Return all of the material exactly; no line may be dropped.
══ AVAILABLE RECORDS ══
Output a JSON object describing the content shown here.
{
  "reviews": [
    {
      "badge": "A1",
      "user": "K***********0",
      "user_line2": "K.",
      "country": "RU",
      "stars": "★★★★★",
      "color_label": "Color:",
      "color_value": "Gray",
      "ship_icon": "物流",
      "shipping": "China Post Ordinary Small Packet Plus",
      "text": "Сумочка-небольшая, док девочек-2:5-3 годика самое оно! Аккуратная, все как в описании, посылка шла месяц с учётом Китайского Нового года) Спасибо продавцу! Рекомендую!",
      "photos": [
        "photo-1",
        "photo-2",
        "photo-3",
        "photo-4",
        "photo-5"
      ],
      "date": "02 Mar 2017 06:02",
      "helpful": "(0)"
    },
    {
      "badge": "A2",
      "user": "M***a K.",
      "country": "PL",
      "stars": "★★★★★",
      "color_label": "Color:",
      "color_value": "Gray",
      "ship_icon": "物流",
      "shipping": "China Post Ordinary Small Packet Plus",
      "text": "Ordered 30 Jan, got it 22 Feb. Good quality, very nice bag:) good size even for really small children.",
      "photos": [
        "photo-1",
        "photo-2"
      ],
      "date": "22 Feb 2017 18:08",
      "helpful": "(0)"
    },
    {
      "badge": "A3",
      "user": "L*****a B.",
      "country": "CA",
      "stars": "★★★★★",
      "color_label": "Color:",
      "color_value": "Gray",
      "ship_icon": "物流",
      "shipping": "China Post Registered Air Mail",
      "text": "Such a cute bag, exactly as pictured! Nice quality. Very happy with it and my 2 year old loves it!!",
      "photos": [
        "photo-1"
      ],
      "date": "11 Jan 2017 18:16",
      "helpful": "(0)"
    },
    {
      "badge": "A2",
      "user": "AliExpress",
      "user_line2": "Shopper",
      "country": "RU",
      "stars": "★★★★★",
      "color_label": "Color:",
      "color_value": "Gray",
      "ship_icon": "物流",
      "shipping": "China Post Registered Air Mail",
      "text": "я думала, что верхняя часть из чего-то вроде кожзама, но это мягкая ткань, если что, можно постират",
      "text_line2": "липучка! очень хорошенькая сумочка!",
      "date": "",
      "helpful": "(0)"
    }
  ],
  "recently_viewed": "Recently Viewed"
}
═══
TASK OUTPUT
Output a JSON object describing the content shown here.
{
  "reviews": [
    {
      "badge": "A1",
      "user": "K***********0",
      "user_line2": "K.",
      "country": "RU",
      "stars": "★★★★★",
      "color_label": "Color:",
      "color_value": "Gray",
      "ship_icon": "物流",
      "shipping": "China Post Ordinary Small Packet Plus",
      "text": "Сумочка-небольшая, док девочек-2:5-3 годика самое оно! Аккуратная, все как в описании, посылка шла месяц с учётом Китайского Нового года) Спасибо продавцу! Рекомендую!",
      "photos": [
        "photo-1",
        "photo-2",
        "photo-3",
        "photo-4",
        "photo-5"
      ],
      "date": "02 Mar 2017 06:02",
      "helpful": "(0)"
    },
    {
      "badge": "A2",
      "user": "M***a K.",
      "country": "PL",
      "stars": "★★★★★",
      "color_label": "Color:",
      "color_value": "Gray",
      "ship_icon": "物流",
      "shipping": "China Post Ordinary Small Packet Plus",
      "text": "Ordered 30 Jan, got it 22 Feb. Good quality, very nice bag:) good size even for really small children.",
      "photos": [
        "photo-1",
        "photo-2"
      ],
      "date": "22 Feb 2017 18:08",
      "helpful": "(0)"
    },
    {
      "badge": "A3",
      "user": "L*****a B.",
      "country": "CA",
      "stars": "★★★★★",
      "color_label": "Color:",
      "color_value": "Gray",
      "ship_icon": "物流",
      "shipping": "China Post Registered Air Mail",
      "text": "Such a cute bag, exactly as pictured! Nice quality. Very happy with it and my 2 year old loves it!!",
      "photos": [
        "photo-1"
      ],
      "date": "11 Jan 2017 18:16",
      "helpful": "(0)"
    },
    {
      "badge": "A2",
      "user": "AliExpress",
      "user_line2": "Shopper",
      "country": "RU",
      "stars": "★★★★★",
      "color_label": "Color:",
      "color_value": "Gray",
      "ship_icon": "物流",
      "shipping": "China Post Registered Air Mail",
      "text": "я думала, что верхняя часть из чего-то вроде кожзама, но это мягкая ткань, если что, можно постират",
      "text_line2": "липучка! очень хорошенькая сумочка!",
      "date": "",
      "helpful": "(0)"
    }
  ],
  "recently_viewed": "Recently Viewed"
}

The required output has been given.